Thérèse of Lisieux did not only grasp and describe the profound truth of Love as the centre and heart of the Church, but in her short life she lived it intensely. It is precisely this convergence of doctrine and concrete experience, of truth and life, of teaching and practice, which shines with particular brightness in this saint, and which makes her an attractive model especially for young people and for those who are seeking true meaning for their life.
Before the emptiness of so many words, Thérèse offers another solution, the one Word of salvation which, understood and lived in silence, becomes a source of renewed life. She counters a rational culture, so often overcome by practical materialism, with the disarming simplicity of the “little way” which, by returning to the essentials, leads to the secret of all life: the divine Love that surrounds and penetrates every human venture. In a time like ours, so frequently marked by an ephemeral and hedonistic culture, this new doctor of the Church proves to be remarkably effective in enlightening the mind and heart of those who hunger and thirst for truth and love.

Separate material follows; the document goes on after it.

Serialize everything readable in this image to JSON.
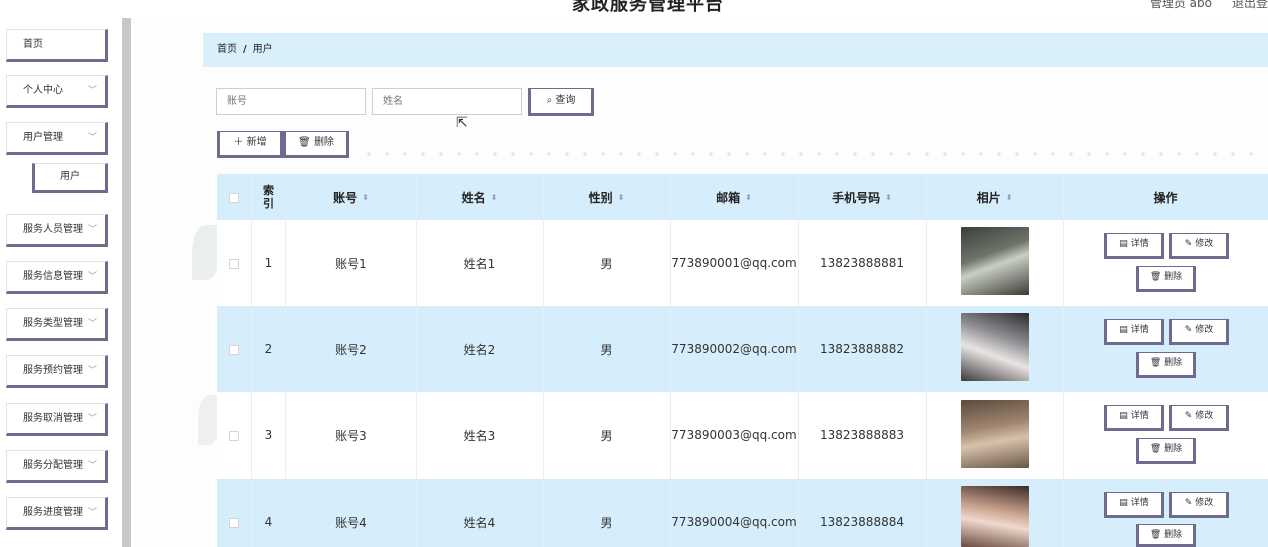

St Thérèse is presented as a doctor of the Church on the day we are celebrating World Mission Sunday. She had the ardent desire to dedicate herself to proclaiming the Gospel, and she would have liked to have crowned her witness with the supreme sacrifice of martyrdom (cf. Ms B, 3rº). Moreover, her intense personal commitment supporting the apostolic work of Fr Maurice Bellière and Fr Adolphe Rulland, missionaries respectively in Africa and China, is well-known. In her zealous love for evangelization, Thérèse had one ideal, as she herself says: “What we ask of him is to work for his glory, to love him and to make him loved” (Letter 220).
The way she took to reach this ideal of life is not that of the great undertakings reserved for the few, but on the contrary, a way within everyone’s reach, the “little way”, a path of trust and total self-abandonment to the Lord’s grace. It is not a prosaic way, as if it were less demanding. It is in fact a demanding reality, as the Gospel always is. But it is a way in which one is imbued with a sense of trusting abandonment to divine mercy, which makes even the most rigorous spiritual commitment light.
Because of this way in which she receives everything as “grace”, because she puts her relationship with Christ and her choice of love at the centre of everything, because of the place she gives to the ardent impulses of the heart on her spiritual journey, Thérèse of Lisieux is a saint who remains young despite the passing years, and she is held up as an eminent model and guide on the path of Christians, as we approach the third millennium. — from Proclamation of St. Thérèse of the Child Jesus and the Holy Face as a “Doctor of the Church” (October 19, 1997)